Smart Scholars Early College High School Program:
Budget Request - $6,000,000
During summer 2009, of The University of the State of New York (USNY) received $6.0 million from The Bill and Melinda Gates Foundation to establish a network of approximately 10 Smart Scholars Early College High Schools in New York State.
One of the qualifying features of receiving these funds was for Governor David Paterson to provide a letter to the Foundation indicating his willingness to request a $6.0 million appropriation in the 2010-11 New York State budget that will compliment the Gates’ award by supporting a second round of approximately 12 more Smart Scholars Early College High Schools throughout the State.
Tenured Teacher Hearings:
Budget Request - $2,000,000
Section 3020-a of the State Education Law specifies the procedures school districts must follow to discipline or discharge school employees who have completed a probationary period of professional employment and have been granted tenure by the employing school board. Grounds for discipline may include conduct unbecoming a teacher, failure to maintain certification, immoral character, incompetence, inefficiency, insubordination, neglect of duty and physical or mental disability. The Department’s role in the tenured teacher disciplinary process is primarily ministerial.
The Department has little or no ability to control costs associated with the Tenured Teacher Hearing (TTH) process. As a result, costs have continued to rise significantly and the annual appropriation now falls well short of the funds necessary to cover required expenditures. As such, the Department is seeking a $2.0 million increase to the appropriation to address the growing imbalance between TTH costs and funding.
OCE 2010-2011 Budget Priorities
Stabilizing the Cultural Education (CE) Account:
Budget Request - $12,000,000
The Cultural Education (CE) Account provides a major share of the operational funding for the State Museum, State Archives, State Library, and Office of Public Broadcasting and Educational Television. Among other purposes, it pays the salary of more than 300 employees, funds the purchase of State Library collections and the research facilities of the State Library and State Archives, and supports public galleries, public programming and education, and scientific and historical research in the State Museum. The Cultural Education Account has a negative cash balance as a result of a 41% decline in revenue over a five year period and $62 million in special and annual transfers of funds to support other State purposes through the State budget process. Present annual revenue falls short of staff costs alone, without considering non-personal service costs or the cost of transfers.

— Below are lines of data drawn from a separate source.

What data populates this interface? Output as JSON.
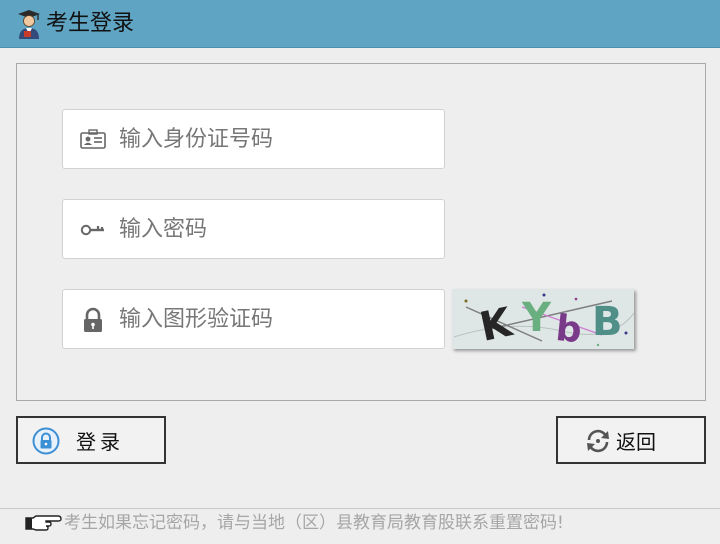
{
  "window": {
    "title": "考生登录",
    "title_icon": "graduate-user-icon",
    "header_color": "#5fa4c3"
  },
  "form": {
    "id_field": {
      "placeholder": "输入身份证号码",
      "value": "",
      "icon": "id-card-icon"
    },
    "password_field": {
      "placeholder": "输入密码",
      "value": "",
      "icon": "key-icon"
    },
    "captcha_field": {
      "placeholder": "输入图形验证码",
      "value": "",
      "icon": "lock-icon"
    },
    "captcha_image": {
      "text": "KYbB",
      "icon": "captcha-image"
    }
  },
  "buttons": {
    "login": {
      "label": "登录",
      "icon": "lock-circle-icon"
    },
    "back": {
      "label": "返回",
      "icon": "refresh-icon"
    }
  },
  "footer": {
    "notice": "考生如果忘记密码，请与当地（区）县教育局教育股联系重置密码!",
    "icon": "pointing-hand-icon"
  }
}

A proposed increase in the CE Account fee which is administered by counties would add $7.50 to the current $15.00 recording fee. This would provide approximately $12.0 million in additional annual revenue to the CE Account at present transaction levels.
The additional revenue will permit Office of Cultural Education to continue operations of its programs without impact on the General Fund.
Budget Request - $750,000
To plan for the implementation, through the State Library, of an efficient and effective access plan for a wide range of licensed commercial and open source textbook material for use by schools throughout the state. The E-textbook initiative will identify potential cost savings in the shift from traditional, printed texts to on-line materials and will consider the expenses of ordering, storing, inventory and loss control which are now a costly part of the current system of textbook use by every school. E-textbooks, offered from a state-wide platform, will permit textbook choice for all schools and at the same time will significantly reduce the costs of acquisition and maintenance of this important textbook resource for students, teachers and parents. E-textbooks licensed for statewide use will mean more equitable distribution everywhere in the state and the added bonus of direct connection to the thousands of other on-line resources available as part of NOVELny to every resident. Open source, public broadcasting, museum, archives, and student and teacher-created curricular material can also be considered as a critical part of this implementation planning for a robust system of E-textbook delivery.